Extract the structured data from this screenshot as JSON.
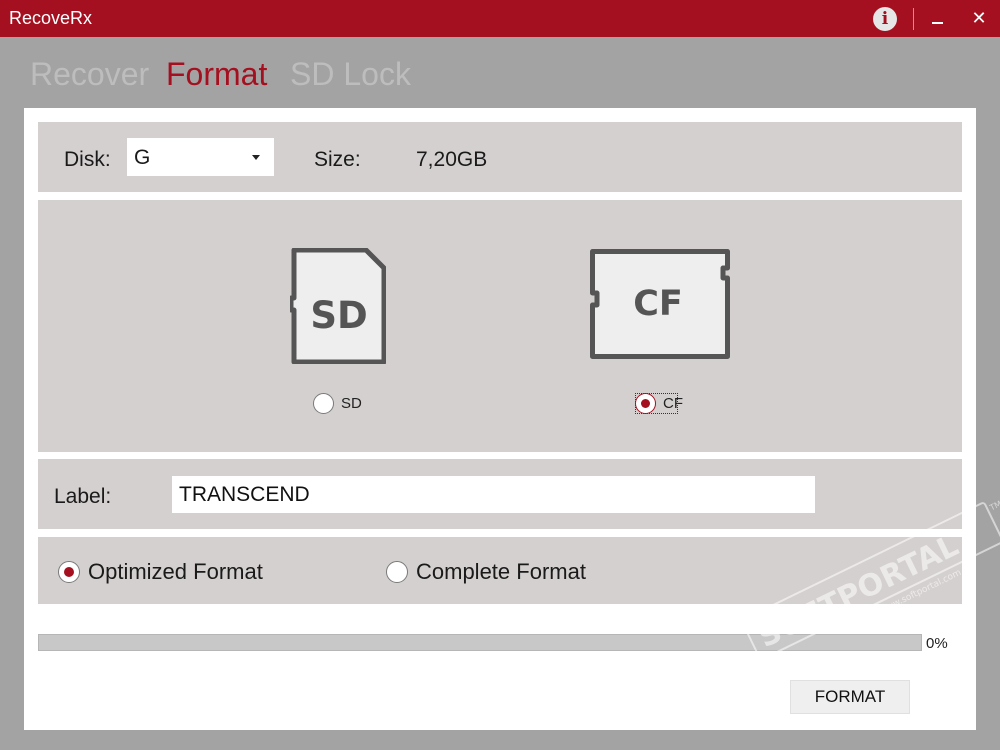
{
  "window": {
    "title": "RecoveRx"
  },
  "tabs": [
    {
      "label": "Recover",
      "active": false
    },
    {
      "label": "Format",
      "active": true
    },
    {
      "label": "SD Lock",
      "active": false
    }
  ],
  "disk": {
    "label": "Disk:",
    "value": "G",
    "size_label": "Size:",
    "size_value": "7,20GB"
  },
  "cards": [
    {
      "icon_text": "SD",
      "radio_label": "SD",
      "selected": false
    },
    {
      "icon_text": "CF",
      "radio_label": "CF",
      "selected": true
    }
  ],
  "volume": {
    "label": "Label:",
    "value": "TRANSCEND"
  },
  "format_mode": {
    "options": [
      {
        "label": "Optimized Format",
        "selected": true
      },
      {
        "label": "Complete Format",
        "selected": false
      }
    ]
  },
  "progress": {
    "percent_text": "0%",
    "value": 0
  },
  "actions": {
    "format_label": "FORMAT"
  },
  "watermark": {
    "text": "SOFTPORTAL",
    "sub": "www.softportal.com",
    "tm": "TM"
  },
  "colors": {
    "accent": "#a51020",
    "panel": "#d5d0d0",
    "window_bg": "#a3a3a3",
    "tab_inactive": "#bdbdbd"
  }
}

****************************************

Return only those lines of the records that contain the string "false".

TASK RESPONSE
      "active": false
      "active": false
      "selected": false
        "selected": false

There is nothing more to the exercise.